TikTokers have highlighted his relationship with Mandy Moore who was 16 years old when he started dating her at the age of 20. After that, he dated Lindsay Lohan when he was 24 years old, and she was 18. But even then, there were rumors at the time that they had secretly started dating when she was still underage. The couple was even engaged at one point, but they ended soon after. His current fiancée, Pacheco, even shares his and Lovato’s 12-year age gap.
Now, Valderrama is being called out because of Lovato’s new song release, but unfortunately, he is not even close to being the only one in Hollywood to date significantly younger.

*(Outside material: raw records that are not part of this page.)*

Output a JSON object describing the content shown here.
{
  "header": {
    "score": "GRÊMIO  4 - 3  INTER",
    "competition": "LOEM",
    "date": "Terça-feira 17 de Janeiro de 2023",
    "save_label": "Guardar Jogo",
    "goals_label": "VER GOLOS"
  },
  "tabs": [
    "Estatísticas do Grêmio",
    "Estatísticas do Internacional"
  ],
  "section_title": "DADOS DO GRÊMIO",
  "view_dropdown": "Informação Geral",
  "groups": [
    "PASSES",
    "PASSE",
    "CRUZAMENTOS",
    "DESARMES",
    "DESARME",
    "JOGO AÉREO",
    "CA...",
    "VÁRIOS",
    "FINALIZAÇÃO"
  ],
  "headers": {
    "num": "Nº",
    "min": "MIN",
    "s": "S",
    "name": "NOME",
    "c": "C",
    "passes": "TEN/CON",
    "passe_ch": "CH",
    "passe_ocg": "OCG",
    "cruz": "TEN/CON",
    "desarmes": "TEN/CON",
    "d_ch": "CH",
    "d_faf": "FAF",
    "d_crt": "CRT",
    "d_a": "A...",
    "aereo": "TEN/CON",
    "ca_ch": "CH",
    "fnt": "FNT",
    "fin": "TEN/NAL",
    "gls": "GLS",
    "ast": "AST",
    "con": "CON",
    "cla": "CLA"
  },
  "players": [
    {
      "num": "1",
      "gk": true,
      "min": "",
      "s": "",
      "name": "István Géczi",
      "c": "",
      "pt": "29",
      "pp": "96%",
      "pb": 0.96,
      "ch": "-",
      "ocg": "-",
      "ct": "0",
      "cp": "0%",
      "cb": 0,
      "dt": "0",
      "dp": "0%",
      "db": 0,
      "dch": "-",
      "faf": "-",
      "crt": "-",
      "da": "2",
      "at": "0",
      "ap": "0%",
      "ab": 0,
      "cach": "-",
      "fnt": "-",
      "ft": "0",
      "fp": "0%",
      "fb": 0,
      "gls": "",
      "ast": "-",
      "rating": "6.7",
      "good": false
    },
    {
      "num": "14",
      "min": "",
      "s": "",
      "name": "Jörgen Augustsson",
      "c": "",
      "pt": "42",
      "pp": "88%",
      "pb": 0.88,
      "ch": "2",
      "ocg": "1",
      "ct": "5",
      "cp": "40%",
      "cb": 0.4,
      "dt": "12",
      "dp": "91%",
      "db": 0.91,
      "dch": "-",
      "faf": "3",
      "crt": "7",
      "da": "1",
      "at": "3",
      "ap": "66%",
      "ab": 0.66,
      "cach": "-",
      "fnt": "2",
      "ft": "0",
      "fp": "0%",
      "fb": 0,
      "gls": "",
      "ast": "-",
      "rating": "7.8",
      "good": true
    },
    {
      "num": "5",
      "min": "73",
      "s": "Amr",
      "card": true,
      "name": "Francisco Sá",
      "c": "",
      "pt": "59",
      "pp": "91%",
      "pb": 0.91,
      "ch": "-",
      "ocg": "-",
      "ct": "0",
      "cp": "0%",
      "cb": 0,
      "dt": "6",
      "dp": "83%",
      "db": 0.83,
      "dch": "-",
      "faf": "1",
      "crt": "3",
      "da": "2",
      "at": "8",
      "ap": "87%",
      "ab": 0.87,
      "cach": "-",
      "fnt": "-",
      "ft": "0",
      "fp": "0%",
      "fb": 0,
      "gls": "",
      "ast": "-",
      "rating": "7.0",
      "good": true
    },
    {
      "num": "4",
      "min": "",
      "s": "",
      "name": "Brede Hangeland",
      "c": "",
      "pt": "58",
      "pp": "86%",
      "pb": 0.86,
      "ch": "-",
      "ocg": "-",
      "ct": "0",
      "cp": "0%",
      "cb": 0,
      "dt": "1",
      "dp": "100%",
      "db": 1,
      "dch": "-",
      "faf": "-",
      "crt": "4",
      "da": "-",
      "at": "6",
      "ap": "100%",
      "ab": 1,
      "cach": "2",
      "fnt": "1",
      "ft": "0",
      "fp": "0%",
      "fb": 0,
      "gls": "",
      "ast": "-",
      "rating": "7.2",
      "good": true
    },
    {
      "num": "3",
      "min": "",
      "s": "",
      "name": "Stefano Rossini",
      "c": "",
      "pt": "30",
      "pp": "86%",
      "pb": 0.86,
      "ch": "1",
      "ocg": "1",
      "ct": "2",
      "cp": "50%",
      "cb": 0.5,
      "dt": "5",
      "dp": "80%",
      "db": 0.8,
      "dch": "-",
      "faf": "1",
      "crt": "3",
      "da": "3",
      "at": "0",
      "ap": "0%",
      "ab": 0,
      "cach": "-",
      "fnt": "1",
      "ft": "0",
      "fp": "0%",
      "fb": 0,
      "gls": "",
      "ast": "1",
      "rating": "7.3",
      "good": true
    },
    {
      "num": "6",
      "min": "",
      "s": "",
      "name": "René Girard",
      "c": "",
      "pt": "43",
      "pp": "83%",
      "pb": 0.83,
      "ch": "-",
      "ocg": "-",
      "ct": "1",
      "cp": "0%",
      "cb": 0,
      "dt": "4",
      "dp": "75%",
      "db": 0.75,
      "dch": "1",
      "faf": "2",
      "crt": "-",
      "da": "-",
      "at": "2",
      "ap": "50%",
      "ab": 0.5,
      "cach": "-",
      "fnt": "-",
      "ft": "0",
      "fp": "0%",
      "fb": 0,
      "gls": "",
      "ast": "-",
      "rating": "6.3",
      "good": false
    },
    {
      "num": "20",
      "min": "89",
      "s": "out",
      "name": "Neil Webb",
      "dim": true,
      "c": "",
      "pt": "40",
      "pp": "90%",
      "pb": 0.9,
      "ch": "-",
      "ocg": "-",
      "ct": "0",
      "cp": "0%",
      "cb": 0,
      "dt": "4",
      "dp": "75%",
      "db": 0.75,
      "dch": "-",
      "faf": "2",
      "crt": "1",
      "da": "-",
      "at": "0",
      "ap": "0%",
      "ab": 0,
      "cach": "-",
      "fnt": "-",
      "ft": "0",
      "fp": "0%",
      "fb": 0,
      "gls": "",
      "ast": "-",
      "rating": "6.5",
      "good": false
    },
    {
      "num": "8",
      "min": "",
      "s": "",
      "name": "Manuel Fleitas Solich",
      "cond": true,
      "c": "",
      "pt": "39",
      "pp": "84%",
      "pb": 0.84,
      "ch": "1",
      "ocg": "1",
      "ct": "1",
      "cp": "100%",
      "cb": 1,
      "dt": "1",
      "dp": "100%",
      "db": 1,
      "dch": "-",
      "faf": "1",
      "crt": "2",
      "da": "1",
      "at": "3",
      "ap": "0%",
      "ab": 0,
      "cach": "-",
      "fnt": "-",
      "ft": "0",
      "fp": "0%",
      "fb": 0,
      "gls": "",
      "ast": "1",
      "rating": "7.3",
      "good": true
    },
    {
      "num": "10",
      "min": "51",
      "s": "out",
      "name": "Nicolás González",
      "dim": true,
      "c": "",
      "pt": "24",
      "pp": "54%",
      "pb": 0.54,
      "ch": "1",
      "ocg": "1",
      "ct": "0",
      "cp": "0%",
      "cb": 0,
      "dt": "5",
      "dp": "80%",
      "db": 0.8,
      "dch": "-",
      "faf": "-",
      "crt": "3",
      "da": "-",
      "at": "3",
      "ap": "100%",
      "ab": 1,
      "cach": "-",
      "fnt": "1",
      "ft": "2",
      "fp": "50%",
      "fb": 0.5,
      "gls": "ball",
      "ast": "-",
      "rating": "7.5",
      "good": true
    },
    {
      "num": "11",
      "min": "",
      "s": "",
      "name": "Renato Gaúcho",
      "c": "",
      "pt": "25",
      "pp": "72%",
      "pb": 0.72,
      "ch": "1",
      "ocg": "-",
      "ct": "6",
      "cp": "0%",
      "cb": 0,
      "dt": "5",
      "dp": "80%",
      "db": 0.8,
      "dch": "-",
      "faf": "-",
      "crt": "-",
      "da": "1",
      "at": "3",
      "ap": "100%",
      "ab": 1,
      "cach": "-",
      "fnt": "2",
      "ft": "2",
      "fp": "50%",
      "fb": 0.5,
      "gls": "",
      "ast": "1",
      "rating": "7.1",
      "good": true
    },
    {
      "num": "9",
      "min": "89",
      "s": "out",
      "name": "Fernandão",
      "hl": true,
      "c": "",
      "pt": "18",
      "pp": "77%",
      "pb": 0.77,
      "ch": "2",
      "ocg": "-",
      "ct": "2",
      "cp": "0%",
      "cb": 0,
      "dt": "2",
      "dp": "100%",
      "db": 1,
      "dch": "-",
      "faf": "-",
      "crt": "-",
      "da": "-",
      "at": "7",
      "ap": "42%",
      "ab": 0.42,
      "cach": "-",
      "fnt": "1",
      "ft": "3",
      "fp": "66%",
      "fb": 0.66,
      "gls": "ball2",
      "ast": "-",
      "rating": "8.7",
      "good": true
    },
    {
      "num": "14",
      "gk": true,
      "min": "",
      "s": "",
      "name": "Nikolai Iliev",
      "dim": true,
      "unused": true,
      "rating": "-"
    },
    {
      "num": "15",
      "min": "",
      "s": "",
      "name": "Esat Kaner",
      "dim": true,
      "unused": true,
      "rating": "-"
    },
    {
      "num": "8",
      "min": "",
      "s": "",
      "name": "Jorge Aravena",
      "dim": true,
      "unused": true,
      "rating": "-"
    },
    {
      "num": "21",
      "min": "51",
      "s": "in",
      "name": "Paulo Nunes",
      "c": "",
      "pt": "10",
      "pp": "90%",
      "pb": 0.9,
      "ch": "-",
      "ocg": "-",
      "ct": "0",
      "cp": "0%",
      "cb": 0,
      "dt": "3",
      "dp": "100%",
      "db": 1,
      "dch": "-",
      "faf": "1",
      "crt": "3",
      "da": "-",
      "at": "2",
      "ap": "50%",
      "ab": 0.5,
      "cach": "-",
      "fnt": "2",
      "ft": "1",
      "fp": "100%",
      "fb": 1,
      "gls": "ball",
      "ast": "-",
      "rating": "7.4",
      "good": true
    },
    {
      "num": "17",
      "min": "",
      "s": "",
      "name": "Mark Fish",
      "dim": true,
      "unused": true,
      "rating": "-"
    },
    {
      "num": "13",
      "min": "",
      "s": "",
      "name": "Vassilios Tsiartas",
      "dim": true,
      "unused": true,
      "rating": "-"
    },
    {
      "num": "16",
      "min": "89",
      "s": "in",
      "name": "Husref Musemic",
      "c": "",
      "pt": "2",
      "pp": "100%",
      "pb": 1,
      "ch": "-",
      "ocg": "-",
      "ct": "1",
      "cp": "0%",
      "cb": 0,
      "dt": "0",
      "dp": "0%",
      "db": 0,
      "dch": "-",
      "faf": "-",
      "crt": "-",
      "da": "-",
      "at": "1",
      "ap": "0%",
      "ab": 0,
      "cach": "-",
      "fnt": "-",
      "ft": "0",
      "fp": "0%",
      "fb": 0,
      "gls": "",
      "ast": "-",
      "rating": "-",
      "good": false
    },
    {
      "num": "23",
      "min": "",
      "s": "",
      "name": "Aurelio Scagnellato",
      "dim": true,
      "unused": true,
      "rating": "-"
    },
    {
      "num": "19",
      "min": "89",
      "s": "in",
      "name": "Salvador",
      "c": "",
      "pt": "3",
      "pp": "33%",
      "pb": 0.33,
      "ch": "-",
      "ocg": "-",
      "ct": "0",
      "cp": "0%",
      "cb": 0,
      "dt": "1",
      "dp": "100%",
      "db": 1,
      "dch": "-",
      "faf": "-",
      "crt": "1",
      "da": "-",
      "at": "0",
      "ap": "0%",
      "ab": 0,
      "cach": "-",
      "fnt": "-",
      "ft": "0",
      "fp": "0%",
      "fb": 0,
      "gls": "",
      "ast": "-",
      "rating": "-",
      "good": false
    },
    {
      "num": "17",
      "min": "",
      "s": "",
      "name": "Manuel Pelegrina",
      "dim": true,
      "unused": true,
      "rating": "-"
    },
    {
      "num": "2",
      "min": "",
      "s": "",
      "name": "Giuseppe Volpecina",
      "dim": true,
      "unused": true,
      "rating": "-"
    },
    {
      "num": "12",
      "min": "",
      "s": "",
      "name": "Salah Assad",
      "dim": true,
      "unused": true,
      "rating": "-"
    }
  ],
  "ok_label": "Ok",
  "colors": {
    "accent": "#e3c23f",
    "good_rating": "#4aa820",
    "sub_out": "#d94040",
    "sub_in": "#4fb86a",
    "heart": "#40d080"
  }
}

Another big culprit of this is Leonardo DiCaprio who has a pattern of not dating women after they turn 25 years old. This is problematic, as many see his actions as him essentially saying that women over that age are undesirable, but that’s a whole other story for a different time. Meanwhile, other celebrities like Donald Trump, Eddie Murphy, Madonna, Tyga and more have been in relationships with large age gaps. I’m not saying that all of these celebrities are a part of manipulative relationships, but it may suggest a harmful trend in Hollywood.
What “29” is doing for others
Grooming doesn’t only happen in Hollywood. As I mentioned, TikTok is full of users that are sharing their experiences in “relationships” with a large age gap. The videos typically include the victim sharing pictures of them and their significant other while they were together. Then, they discuss how they’ve recognized that they were groomed, taken advantage of, manipulated and abused at a young age.
Lovato’s song has become an anthem for individuals who have been through a situation similar to hers. They are finding their voices through her words. They finally feel that their story matters. They want to be heard. And Demi gave them the platform to feel seen. This song has shown how often “relationships” like this occur.
As a society we have a tendency, specifically when we are young, to think that dating someone older makes us mature or cool. However, that’s not really the case. It’s in fact creepy. Lovato agrees in her interview on the “Call Her Daddy” podcast by stating that “if you’re a young girl, and you think that it’s sexy or fun to date older men, it’s not okay…actually it’s weird.” She asks those who are in a situation like that to take time to reflect and really think about it.
Demi Lovato’s new song has helped her to process her own trauma and now is giving others the space to do the same.
Keep sharing your stories! When Lovato released the song, she knew that others would relate, however, I don’t think that she knew the impact that it would have. Take the power and emotions from the lyrics and rise up to use your voice and fight against predatory relationships.
And if you or someone you know has been abused, manipulated or a part of a predatory relationship and you are in need of resources, please reach out for help. You are not alone:
- 24/7 free and confidential support for teens, young adults, and their loved ones
- Text ‘LOVEIS’ to 22522
- Call: 1-866-331-9474
- 24/7 free and confidential support around sexual harassment, abuse, and assault
- Spanish online chat hotline
- Call: 800-656-HOPE (4673)
- 24/7 free and confidential support around domestic, intimate partner, and dating violence.
- Online chat
- Call: 1-800-799-SAFE (7233)
If Demi Lovato 29 has empowered you like it has empowered others, please share your story!